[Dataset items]
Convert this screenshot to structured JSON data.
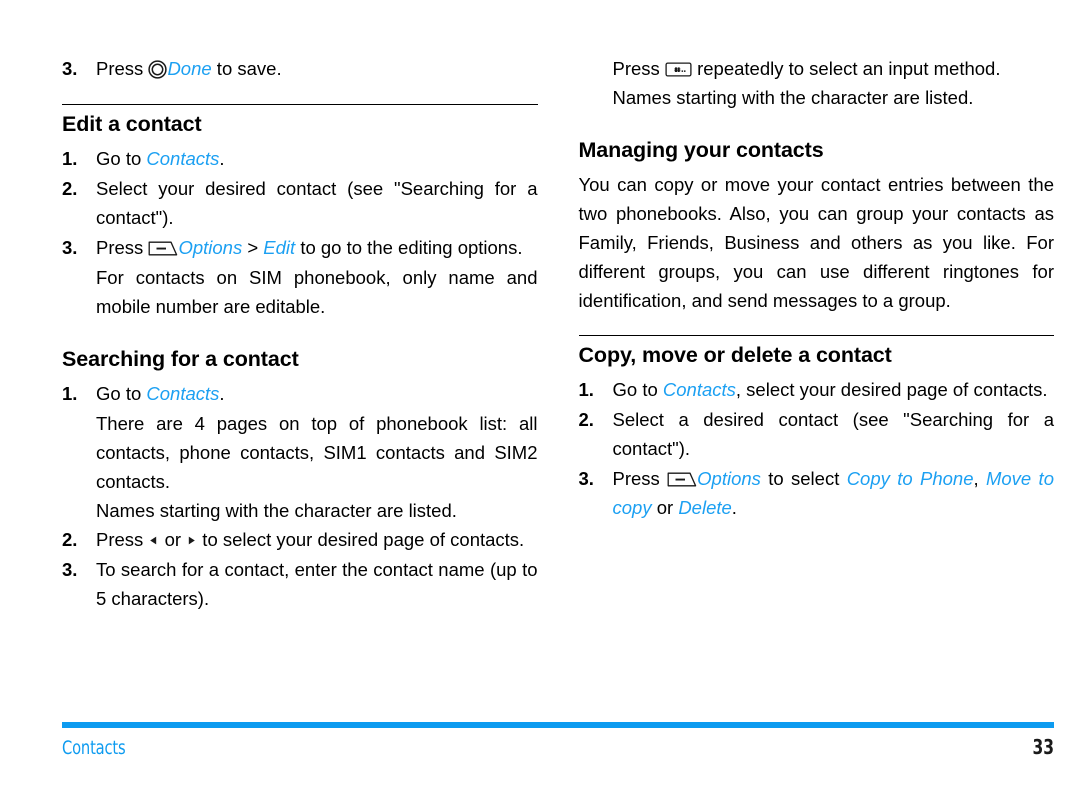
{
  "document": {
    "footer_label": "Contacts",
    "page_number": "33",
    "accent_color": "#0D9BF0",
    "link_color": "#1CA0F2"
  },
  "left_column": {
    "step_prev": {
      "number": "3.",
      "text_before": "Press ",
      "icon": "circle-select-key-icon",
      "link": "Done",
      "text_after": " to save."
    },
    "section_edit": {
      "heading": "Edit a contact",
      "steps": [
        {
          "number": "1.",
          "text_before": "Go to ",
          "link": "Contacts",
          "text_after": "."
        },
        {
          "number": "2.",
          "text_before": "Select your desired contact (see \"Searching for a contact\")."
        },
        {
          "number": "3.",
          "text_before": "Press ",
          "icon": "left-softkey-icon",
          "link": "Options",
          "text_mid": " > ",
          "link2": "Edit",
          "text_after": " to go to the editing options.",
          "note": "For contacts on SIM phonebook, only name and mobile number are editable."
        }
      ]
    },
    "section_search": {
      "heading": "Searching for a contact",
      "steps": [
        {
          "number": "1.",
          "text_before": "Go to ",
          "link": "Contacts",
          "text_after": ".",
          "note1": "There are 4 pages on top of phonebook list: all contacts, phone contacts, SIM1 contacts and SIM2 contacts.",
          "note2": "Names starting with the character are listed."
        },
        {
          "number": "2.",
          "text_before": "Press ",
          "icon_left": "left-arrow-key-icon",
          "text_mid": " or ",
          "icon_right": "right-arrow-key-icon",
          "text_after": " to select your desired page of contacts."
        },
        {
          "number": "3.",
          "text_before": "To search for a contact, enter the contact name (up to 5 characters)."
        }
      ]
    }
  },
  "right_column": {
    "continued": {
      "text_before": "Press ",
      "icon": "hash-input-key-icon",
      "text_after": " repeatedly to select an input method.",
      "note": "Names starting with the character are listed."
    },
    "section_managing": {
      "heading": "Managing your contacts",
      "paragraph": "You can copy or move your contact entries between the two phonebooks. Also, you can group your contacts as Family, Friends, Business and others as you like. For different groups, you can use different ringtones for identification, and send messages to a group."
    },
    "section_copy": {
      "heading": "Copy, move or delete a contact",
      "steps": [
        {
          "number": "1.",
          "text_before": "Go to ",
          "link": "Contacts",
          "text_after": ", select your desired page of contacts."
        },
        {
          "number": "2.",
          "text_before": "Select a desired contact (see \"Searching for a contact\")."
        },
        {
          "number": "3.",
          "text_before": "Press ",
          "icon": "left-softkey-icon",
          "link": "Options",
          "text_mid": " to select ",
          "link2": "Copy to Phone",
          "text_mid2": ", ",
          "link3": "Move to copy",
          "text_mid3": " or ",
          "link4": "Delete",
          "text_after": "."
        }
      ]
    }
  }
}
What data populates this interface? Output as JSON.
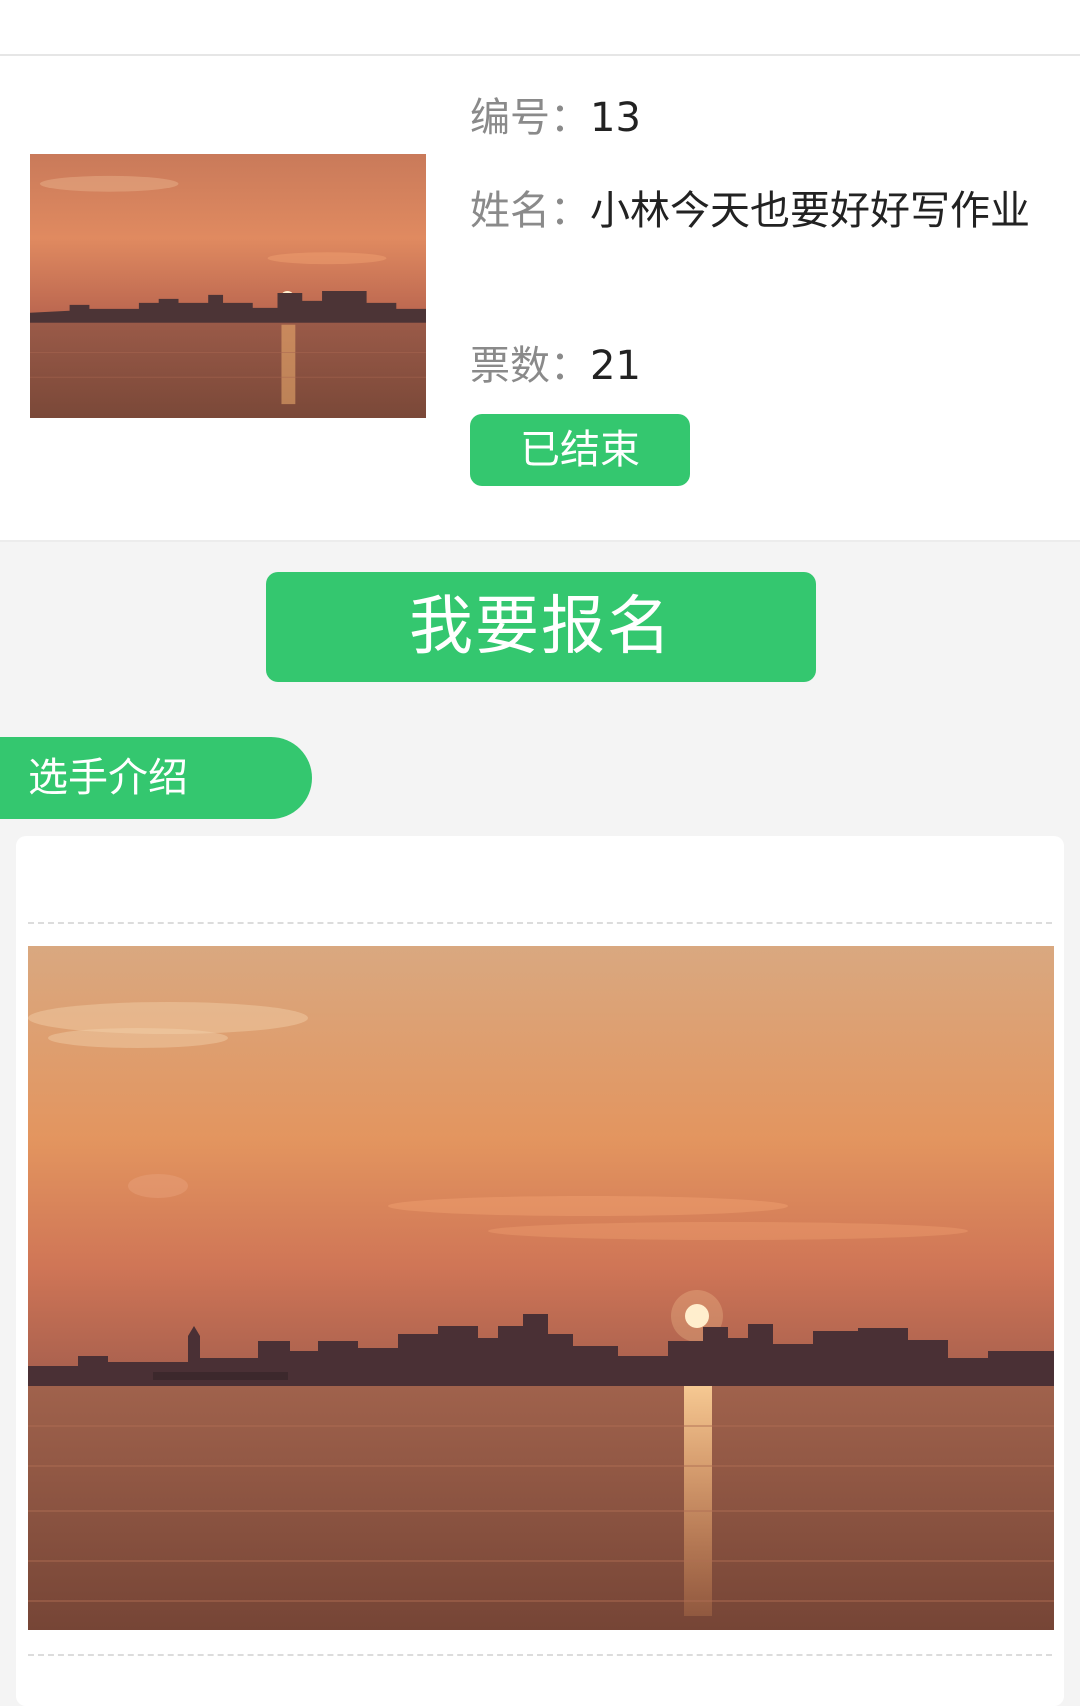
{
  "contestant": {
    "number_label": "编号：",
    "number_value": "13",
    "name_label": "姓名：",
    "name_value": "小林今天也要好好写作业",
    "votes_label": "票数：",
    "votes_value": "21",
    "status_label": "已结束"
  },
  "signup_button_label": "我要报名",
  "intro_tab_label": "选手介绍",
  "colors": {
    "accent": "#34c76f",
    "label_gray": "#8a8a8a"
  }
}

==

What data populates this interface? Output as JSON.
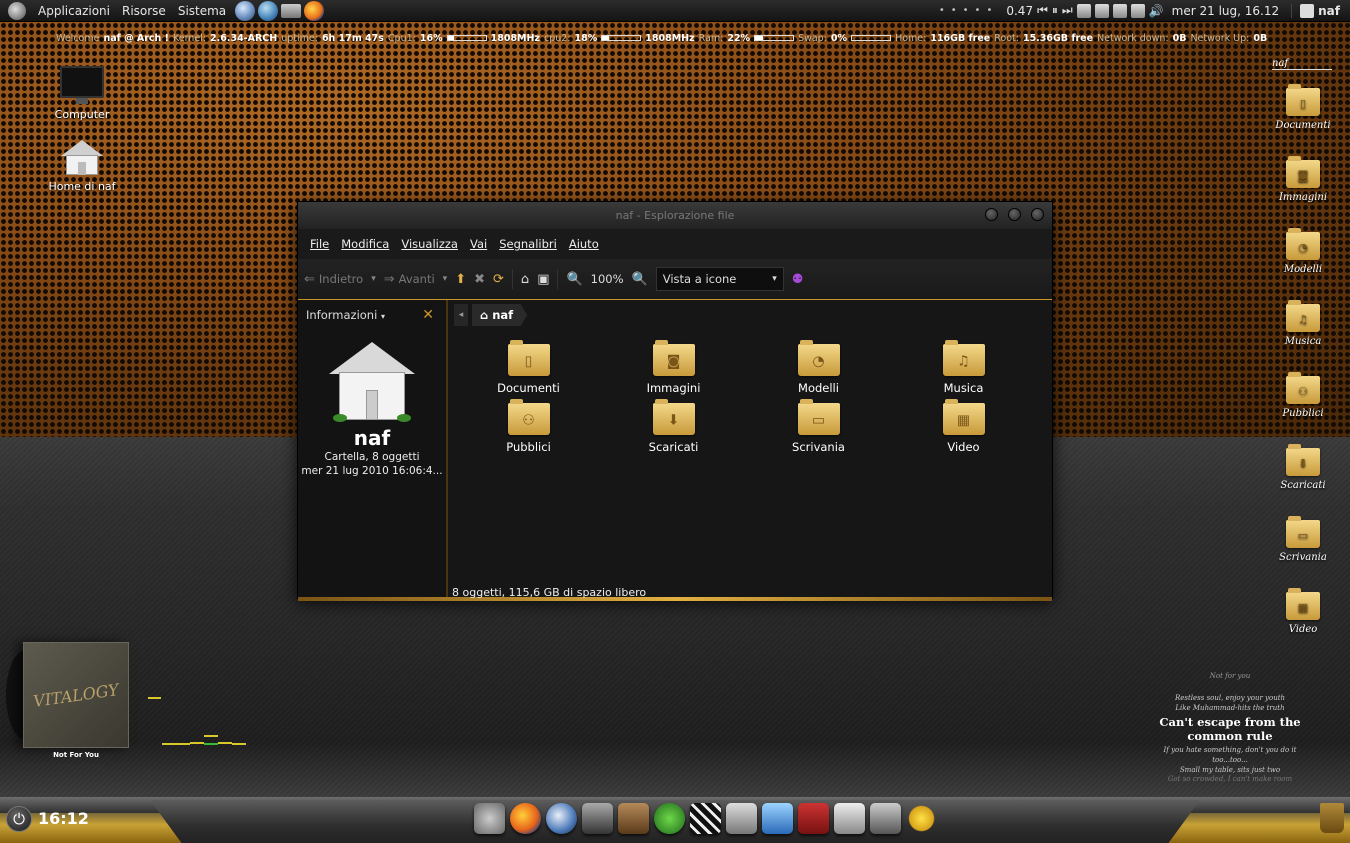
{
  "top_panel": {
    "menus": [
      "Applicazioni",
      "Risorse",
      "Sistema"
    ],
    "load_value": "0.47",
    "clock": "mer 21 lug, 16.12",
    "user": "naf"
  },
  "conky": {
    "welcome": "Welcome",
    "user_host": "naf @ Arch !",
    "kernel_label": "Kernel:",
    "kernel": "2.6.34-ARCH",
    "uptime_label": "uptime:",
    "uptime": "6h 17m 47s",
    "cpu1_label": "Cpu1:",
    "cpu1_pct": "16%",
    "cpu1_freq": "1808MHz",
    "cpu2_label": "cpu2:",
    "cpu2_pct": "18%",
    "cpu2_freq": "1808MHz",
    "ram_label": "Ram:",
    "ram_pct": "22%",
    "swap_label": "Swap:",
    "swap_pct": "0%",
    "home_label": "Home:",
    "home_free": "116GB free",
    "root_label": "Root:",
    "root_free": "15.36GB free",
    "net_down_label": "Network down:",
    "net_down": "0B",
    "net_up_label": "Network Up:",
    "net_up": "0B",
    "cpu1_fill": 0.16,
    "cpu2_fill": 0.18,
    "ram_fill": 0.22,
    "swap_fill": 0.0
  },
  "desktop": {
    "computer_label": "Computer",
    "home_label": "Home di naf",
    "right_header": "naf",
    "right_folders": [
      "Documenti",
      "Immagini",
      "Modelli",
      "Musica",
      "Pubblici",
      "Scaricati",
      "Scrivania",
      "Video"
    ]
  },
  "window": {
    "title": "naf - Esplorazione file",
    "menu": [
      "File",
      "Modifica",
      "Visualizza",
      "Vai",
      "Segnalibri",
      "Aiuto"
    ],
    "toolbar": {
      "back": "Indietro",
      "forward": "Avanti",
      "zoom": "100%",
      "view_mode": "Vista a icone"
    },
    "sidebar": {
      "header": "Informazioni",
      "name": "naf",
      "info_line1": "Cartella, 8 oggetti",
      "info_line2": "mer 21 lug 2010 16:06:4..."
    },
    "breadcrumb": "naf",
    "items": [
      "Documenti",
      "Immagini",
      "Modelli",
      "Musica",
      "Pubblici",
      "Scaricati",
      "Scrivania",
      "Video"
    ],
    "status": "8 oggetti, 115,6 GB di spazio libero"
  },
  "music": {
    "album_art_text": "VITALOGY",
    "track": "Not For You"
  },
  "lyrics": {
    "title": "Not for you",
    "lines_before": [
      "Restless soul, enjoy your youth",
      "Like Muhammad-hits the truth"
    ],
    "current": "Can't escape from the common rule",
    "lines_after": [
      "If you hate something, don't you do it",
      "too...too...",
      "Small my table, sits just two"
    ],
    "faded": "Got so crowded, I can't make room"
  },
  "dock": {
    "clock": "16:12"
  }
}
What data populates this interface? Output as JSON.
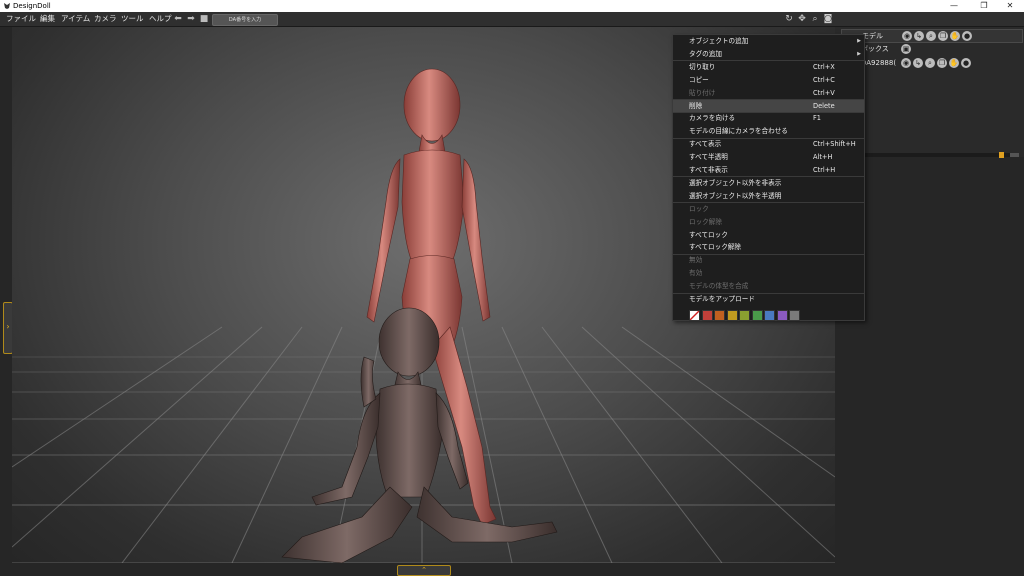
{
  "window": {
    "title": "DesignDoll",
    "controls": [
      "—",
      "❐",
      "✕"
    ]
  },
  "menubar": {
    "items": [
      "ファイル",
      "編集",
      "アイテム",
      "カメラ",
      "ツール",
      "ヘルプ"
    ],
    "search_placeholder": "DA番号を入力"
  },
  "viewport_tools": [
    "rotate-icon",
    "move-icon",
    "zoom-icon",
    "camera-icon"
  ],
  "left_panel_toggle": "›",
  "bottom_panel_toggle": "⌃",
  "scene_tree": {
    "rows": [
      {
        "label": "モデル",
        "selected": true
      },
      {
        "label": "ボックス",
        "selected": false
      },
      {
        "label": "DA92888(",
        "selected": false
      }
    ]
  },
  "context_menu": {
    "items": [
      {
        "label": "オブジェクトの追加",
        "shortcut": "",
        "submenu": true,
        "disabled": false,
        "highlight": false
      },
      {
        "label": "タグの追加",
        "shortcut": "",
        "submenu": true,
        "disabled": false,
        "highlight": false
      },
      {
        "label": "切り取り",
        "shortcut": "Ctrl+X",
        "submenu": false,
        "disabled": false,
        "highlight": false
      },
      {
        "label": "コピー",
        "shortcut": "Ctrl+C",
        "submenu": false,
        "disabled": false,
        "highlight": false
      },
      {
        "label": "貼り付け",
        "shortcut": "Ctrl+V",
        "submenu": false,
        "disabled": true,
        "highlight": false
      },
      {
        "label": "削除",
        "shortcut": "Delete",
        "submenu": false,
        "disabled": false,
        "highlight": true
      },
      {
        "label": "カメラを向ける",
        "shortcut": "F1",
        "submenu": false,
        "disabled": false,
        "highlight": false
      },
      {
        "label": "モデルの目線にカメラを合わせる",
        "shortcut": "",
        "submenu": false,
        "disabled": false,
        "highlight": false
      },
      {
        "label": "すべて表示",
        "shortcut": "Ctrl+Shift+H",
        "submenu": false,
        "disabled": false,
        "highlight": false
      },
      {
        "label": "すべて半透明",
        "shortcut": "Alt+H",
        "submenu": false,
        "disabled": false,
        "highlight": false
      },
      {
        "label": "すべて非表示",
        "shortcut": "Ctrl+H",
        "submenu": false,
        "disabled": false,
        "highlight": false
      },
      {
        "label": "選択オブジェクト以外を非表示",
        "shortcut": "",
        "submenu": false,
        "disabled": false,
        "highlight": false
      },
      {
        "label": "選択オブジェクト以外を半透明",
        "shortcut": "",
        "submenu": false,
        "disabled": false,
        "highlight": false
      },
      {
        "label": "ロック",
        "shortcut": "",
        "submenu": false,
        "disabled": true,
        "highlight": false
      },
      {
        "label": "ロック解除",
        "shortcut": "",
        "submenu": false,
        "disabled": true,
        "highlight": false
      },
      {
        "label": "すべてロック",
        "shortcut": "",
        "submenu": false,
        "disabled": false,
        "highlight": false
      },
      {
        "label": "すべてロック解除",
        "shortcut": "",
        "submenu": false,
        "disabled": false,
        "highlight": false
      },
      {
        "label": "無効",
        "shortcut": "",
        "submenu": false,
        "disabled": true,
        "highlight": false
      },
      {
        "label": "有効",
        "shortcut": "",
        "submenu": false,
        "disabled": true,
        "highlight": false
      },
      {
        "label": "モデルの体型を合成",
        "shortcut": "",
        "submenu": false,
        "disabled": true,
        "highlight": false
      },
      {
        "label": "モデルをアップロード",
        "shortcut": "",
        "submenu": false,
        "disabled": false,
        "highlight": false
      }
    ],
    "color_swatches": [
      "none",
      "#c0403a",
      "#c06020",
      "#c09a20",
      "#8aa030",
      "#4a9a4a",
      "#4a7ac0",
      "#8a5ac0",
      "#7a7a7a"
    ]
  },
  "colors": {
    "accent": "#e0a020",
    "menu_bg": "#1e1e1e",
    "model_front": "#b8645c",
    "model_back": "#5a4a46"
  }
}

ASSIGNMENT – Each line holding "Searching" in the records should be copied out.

RESPONSE TO THIS TASK –
          "text_before": "Select your desired contact (see \"Searching for a contact\")."
      "heading": "Searching for a contact",
          "text_before": "Select a desired contact (see \"Searching for a contact\")."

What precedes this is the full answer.